This is the cool thing about Square Enix Montréal: we’re creating our own space, at the intersection between existing triple-A universes and more compact games designed for mobile.
How big is the Square Enix Montreal team and how did you work together during the creation process?
The team on Lara Croft GO was 10 people on average, starting around 5 in pre-production, and going up to 15 for the last stretch.
Working on a Lara Croft game is a child’s dream, but it’s also a lot of responsibility.Antoine Routon
Initially there is high-level vision, but this is just a loose framework that constantly evolves. To really flesh out the game, we need ideas. And everybody in the team has ideas, so we try, we discuss, we discard the ones that don’t work and refine the ones that do.
It’s an extremely iterative process, which also modifies what we thought the game was going to be. In a way, the game reveals itself to us.
What is your favourite level of the game and why?
I really like the “Canyon of a Thousand Snakes”, in the Maze of Snakes. I like how Lara is progressing along this steep cliff.
At the beginning, you can see the second puzzle from the first if you peek through the trees. The little grotto for the third puzzle is pretty cool too, bringing you inside the mountain before you end on top it.
In one level, you really feel like you’re traversing this environment and not “just” solving puzzles. It’s also the first level to introduce the spear, which is one of the fundamental mechanics of our game.
How did you go about crafting the game’s visual aesthetics?
We were inspired by the very first Tomb Raider, from 20 years ago. Back then, the PlayStation 1 could not display a lot of polygons, and the "low-poly" style of the first instalment in the series was actually a technical constraint! Everything was very cubic and faces were very large.
Daniel Lutz, our game director, started to wonder: what if we could make the cool 2015 version of this low-poly style? We started to experiment with this, and this is how the visual direction of Lara Croft GO emerged.
How important is sound to Lara Croft GO?
We see Lara Croft GO as an experience. Visuals are important but audio is just as essential, and this was a great medium to give a different take on what you might expect from a Lara Croft game.
Also, because this is a puzzle game, we knew we wanted something more atmospheric that wouldn’t impede your capacity to think.
With all these constraints in mind, we worked hard with Pixel Audio, a small studio in Montréal… and I think we found a mix that works pretty well!
What were the main development tools you used?
We’re using Unity and we’re very happy about it: it allows us to focus on making games rather than spending time on building an engine that works across all mobile environments.
What were the main challenges you encountered during development, and how did you overcome them?
Working on a Lara Croft game is a child’s dream, but it’s also a lot of responsibility.
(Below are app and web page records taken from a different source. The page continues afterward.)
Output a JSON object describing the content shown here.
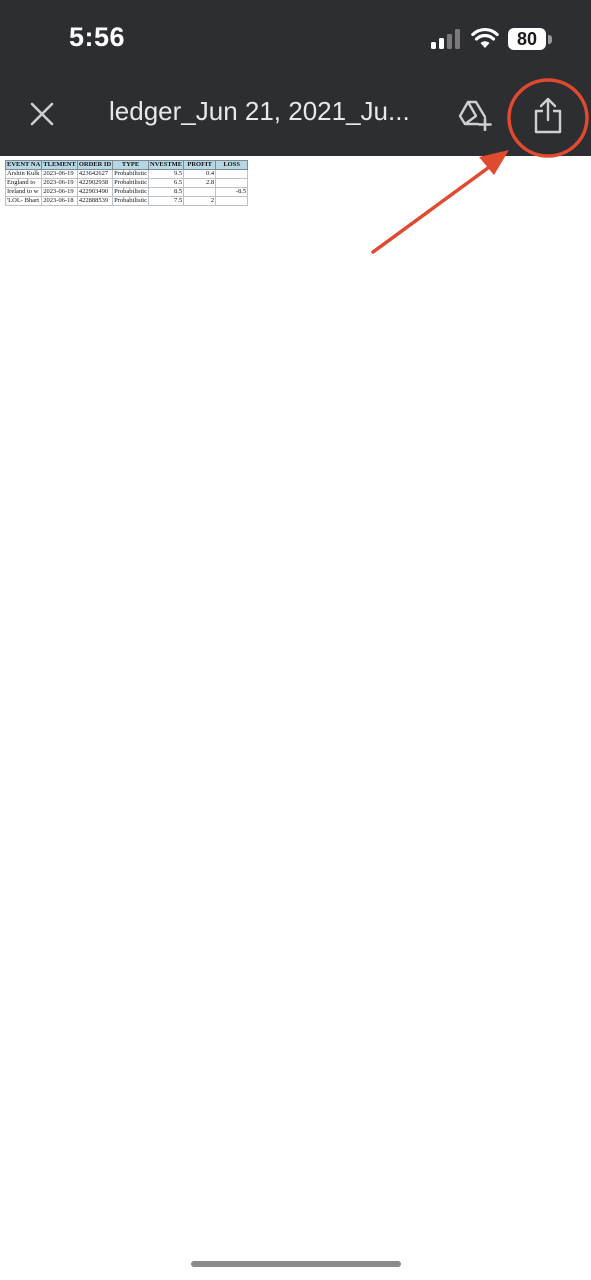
{
  "status_bar": {
    "time": "5:56",
    "battery": "80"
  },
  "toolbar": {
    "title": "ledger_Jun 21, 2021_Ju...",
    "close_icon": "close-icon",
    "drive_icon": "add-to-drive-icon",
    "share_icon": "share-icon"
  },
  "annotation": {
    "color": "#e04a2f",
    "target": "share-button"
  },
  "sheet": {
    "headers": [
      "EVENT NA",
      "TLEMENT",
      "ORDER ID",
      "TYPE",
      "NVESTME",
      "PROFIT",
      "LOSS"
    ],
    "rows": [
      [
        "Arshin Kulk",
        "2023-06-19",
        "423642627",
        "Probabilistic",
        "9.5",
        "0.4",
        ""
      ],
      [
        "England to",
        "2023-06-19",
        "422902938",
        "Probabilistic",
        "6.5",
        "2.8",
        ""
      ],
      [
        "Ireland to w",
        "2023-06-19",
        "422903490",
        "Probabilistic",
        "8.5",
        "",
        "-8.5"
      ],
      [
        "'LOL- Bhart",
        "2023-06-18",
        "422888539",
        "Probabilistic",
        "7.5",
        "2",
        ""
      ]
    ]
  }
}
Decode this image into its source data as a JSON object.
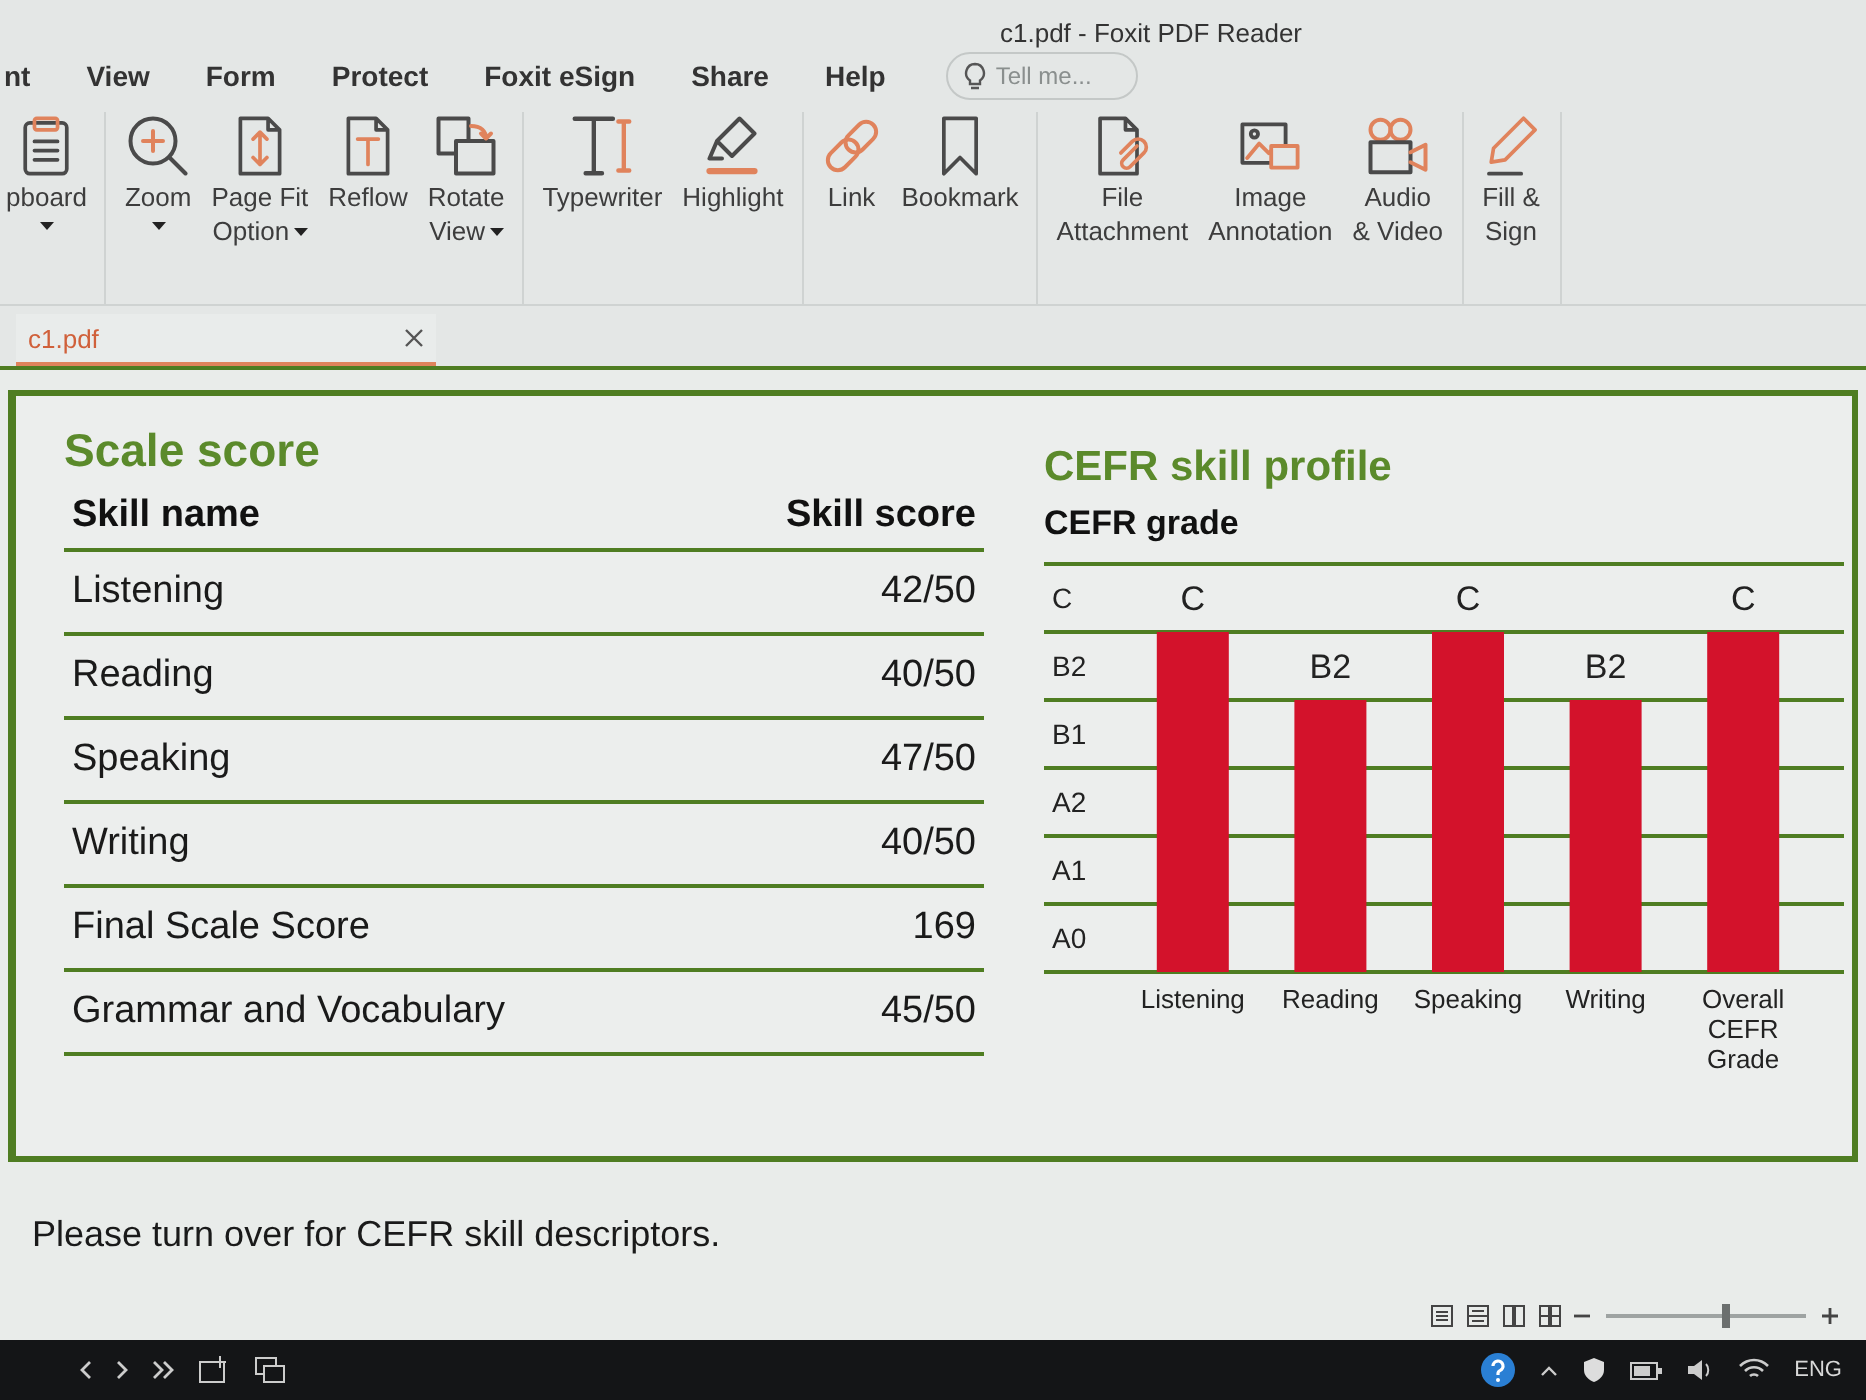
{
  "window": {
    "title": "c1.pdf - Foxit PDF Reader"
  },
  "menu_tabs": [
    "nt",
    "View",
    "Form",
    "Protect",
    "Foxit eSign",
    "Share",
    "Help"
  ],
  "search": {
    "placeholder": "Tell me..."
  },
  "ribbon": [
    {
      "buttons": [
        {
          "kind": "clipboard",
          "label": "pboard",
          "dropdown": true
        }
      ]
    },
    {
      "buttons": [
        {
          "kind": "zoom",
          "label": "Zoom",
          "dropdown": true
        },
        {
          "kind": "pagefit",
          "label": "Page Fit\nOption",
          "dropdown": true
        },
        {
          "kind": "reflow",
          "label": "Reflow",
          "dropdown": false
        },
        {
          "kind": "rotate",
          "label": "Rotate\nView",
          "dropdown": true
        }
      ]
    },
    {
      "buttons": [
        {
          "kind": "typewriter",
          "label": "Typewriter",
          "dropdown": false
        },
        {
          "kind": "highlight",
          "label": "Highlight",
          "dropdown": false
        }
      ]
    },
    {
      "buttons": [
        {
          "kind": "link",
          "label": "Link",
          "dropdown": false
        },
        {
          "kind": "bookmark",
          "label": "Bookmark",
          "dropdown": false
        }
      ]
    },
    {
      "buttons": [
        {
          "kind": "attachment",
          "label": "File\nAttachment",
          "dropdown": false
        },
        {
          "kind": "image",
          "label": "Image\nAnnotation",
          "dropdown": false
        },
        {
          "kind": "video",
          "label": "Audio\n& Video",
          "dropdown": false
        }
      ]
    },
    {
      "buttons": [
        {
          "kind": "sign",
          "label": "Fill &\nSign",
          "dropdown": false
        }
      ]
    }
  ],
  "document_tabs": [
    {
      "label": "c1.pdf",
      "selected": true
    }
  ],
  "scale_score": {
    "title": "Scale score",
    "columns": [
      "Skill name",
      "Skill score"
    ],
    "rows": [
      [
        "Listening",
        "42/50"
      ],
      [
        "Reading",
        "40/50"
      ],
      [
        "Speaking",
        "47/50"
      ],
      [
        "Writing",
        "40/50"
      ],
      [
        "Final Scale Score",
        "169"
      ],
      [
        "Grammar and Vocabulary",
        "45/50"
      ]
    ]
  },
  "cefr_profile": {
    "title": "CEFR skill profile",
    "axis_title": "CEFR grade",
    "grades": [
      "C",
      "B2",
      "B1",
      "A2",
      "A1",
      "A0"
    ],
    "skills": [
      {
        "name": "Listening",
        "grade": "C"
      },
      {
        "name": "Reading",
        "grade": "B2"
      },
      {
        "name": "Speaking",
        "grade": "C"
      },
      {
        "name": "Writing",
        "grade": "B2"
      },
      {
        "name": "Overall CEFR Grade",
        "grade": "C"
      }
    ]
  },
  "footer_note": "Please turn over for CEFR skill descriptors.",
  "status_bar": {
    "zoom": {
      "level": 0.6
    }
  },
  "taskbar": {
    "language": "ENG"
  }
}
We wanted to come up with a fresh new take on Lara's adventures, but it was also important for us to respect the existing universe and the very rich body of work established in more than 15 games spanning over 20 years.
Crystal Dynamics - Tomb Raider's brand owners – were very helpful in helping us understanding the license. Lara’s outfits we offer in game are the perfect example: with the help of the Community Manager at Crystal Dynamics, we have been able to choose the most popular outfits, to make sure we please the fans!
What plans do you have for the franchise moving forward?
We’re exploring different avenues. We have released three games in two years, and this is only the beginning.
What is certain is that aim at delivering mobile games of the highest quality. That's a lot of work, but it is an amazing mandate!